MA in Conflict Transformation
Dr. Mokhtar Bouba
Liberals and conservatives have waged conflict over development strategies since the founding of the United States of America. Observers of the 2016 Presidential Election may have noticed an escalation of a preexisting trend of destructive engagement between Democrats and Republicans. The researcher pursued primary and secondary research in an attempt to understand how conflict within and between development paradigms in the United States can be transcended. The central research question was regarding how this conflict affects efforts towards peacebuilding at the grassroots from the perspective of a liberal. The literature review provides a brief histories of US American Political Economy and Political Economy as an academic discipline with a focus on Friedrich Hayek and John Maynard Keynes. The secondary research was done in conjunction with an online survey of seventy-eight individuals, collecting demographic information as well as participants’ views on political conflict in economic policy. A discussion emerges, blending the findings of the two inquiries into several main trends preventing transcendence of conflict within US American development paradigms. The willingness to make leaps of faith for a Political Economic ideology and disempowered moderate, in relation to liberals and conservative voices, were noted within both primary and secondary research. Future research is suggested in the role of faith in ideology and a disempowered moderate in prevention of peacebuilding.

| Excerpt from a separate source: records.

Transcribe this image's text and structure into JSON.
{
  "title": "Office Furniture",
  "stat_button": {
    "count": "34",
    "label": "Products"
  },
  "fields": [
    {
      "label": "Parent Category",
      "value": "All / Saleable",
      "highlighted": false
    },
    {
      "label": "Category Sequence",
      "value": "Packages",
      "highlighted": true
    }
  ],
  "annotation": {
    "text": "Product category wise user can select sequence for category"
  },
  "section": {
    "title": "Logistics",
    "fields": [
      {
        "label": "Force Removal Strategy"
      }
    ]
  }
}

American Politics | Behavioral Economics | Civic and Community Engagement | Community-Based Learning | Community-Based Research | Economic History | Economic Theory | Growth and Development | Political Economy | Politics and Social Change
Cadet, Noah, "Engaging America: Unearthing the middle way in the conflict between liberals and conservatives" (2018). Capstone Collection. 3106.

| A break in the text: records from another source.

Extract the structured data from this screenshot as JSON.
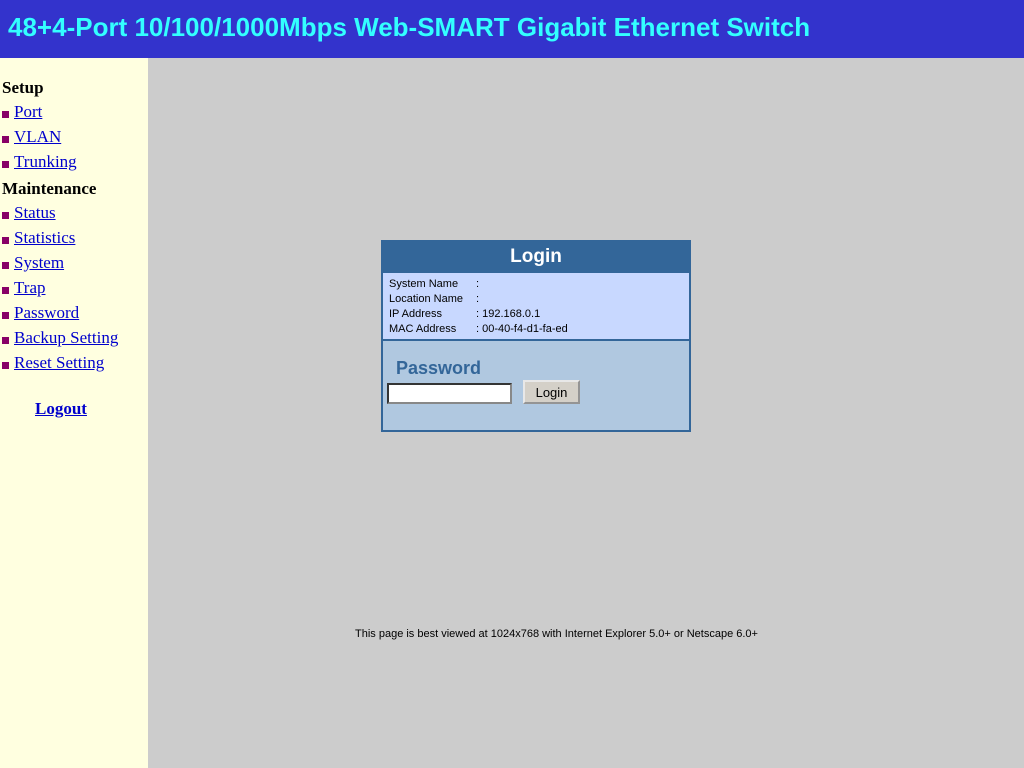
{
  "header": {
    "title": "48+4-Port 10/100/1000Mbps Web-SMART Gigabit Ethernet Switch"
  },
  "sidebar": {
    "setup_heading": "Setup",
    "setup_items": [
      {
        "label": "Port"
      },
      {
        "label": "VLAN"
      },
      {
        "label": "Trunking"
      }
    ],
    "maintenance_heading": "Maintenance",
    "maintenance_items": [
      {
        "label": "Status"
      },
      {
        "label": "Statistics"
      },
      {
        "label": "System"
      },
      {
        "label": "Trap"
      },
      {
        "label": "Password"
      },
      {
        "label": "Backup Setting"
      },
      {
        "label": "Reset Setting"
      }
    ],
    "logout_label": "Logout"
  },
  "login": {
    "title": "Login",
    "info": [
      {
        "label": "System Name",
        "value": ":"
      },
      {
        "label": "Location Name",
        "value": ":"
      },
      {
        "label": "IP Address",
        "value": ": 192.168.0.1"
      },
      {
        "label": "MAC Address",
        "value": ": 00-40-f4-d1-fa-ed"
      }
    ],
    "password_label": "Password",
    "password_value": "",
    "button_label": "Login"
  },
  "footer": {
    "note": "This page is best viewed at 1024x768 with Internet Explorer 5.0+ or Netscape 6.0+"
  },
  "colors": {
    "header_bg": "#3333cc",
    "header_text": "#33ffff",
    "sidebar_bg": "#ffffe0",
    "content_bg": "#cccccc",
    "login_accent": "#336699",
    "link": "#0000cc"
  }
}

American Politics Commons, Behavioral Economics Commons, Civic and Community Engagement Commons, Community-Based Learning Commons, Community-Based Research Commons, Economic History Commons, Economic Theory Commons, Growth and Development Commons, Political Economy Commons, Politics and Social Change Commons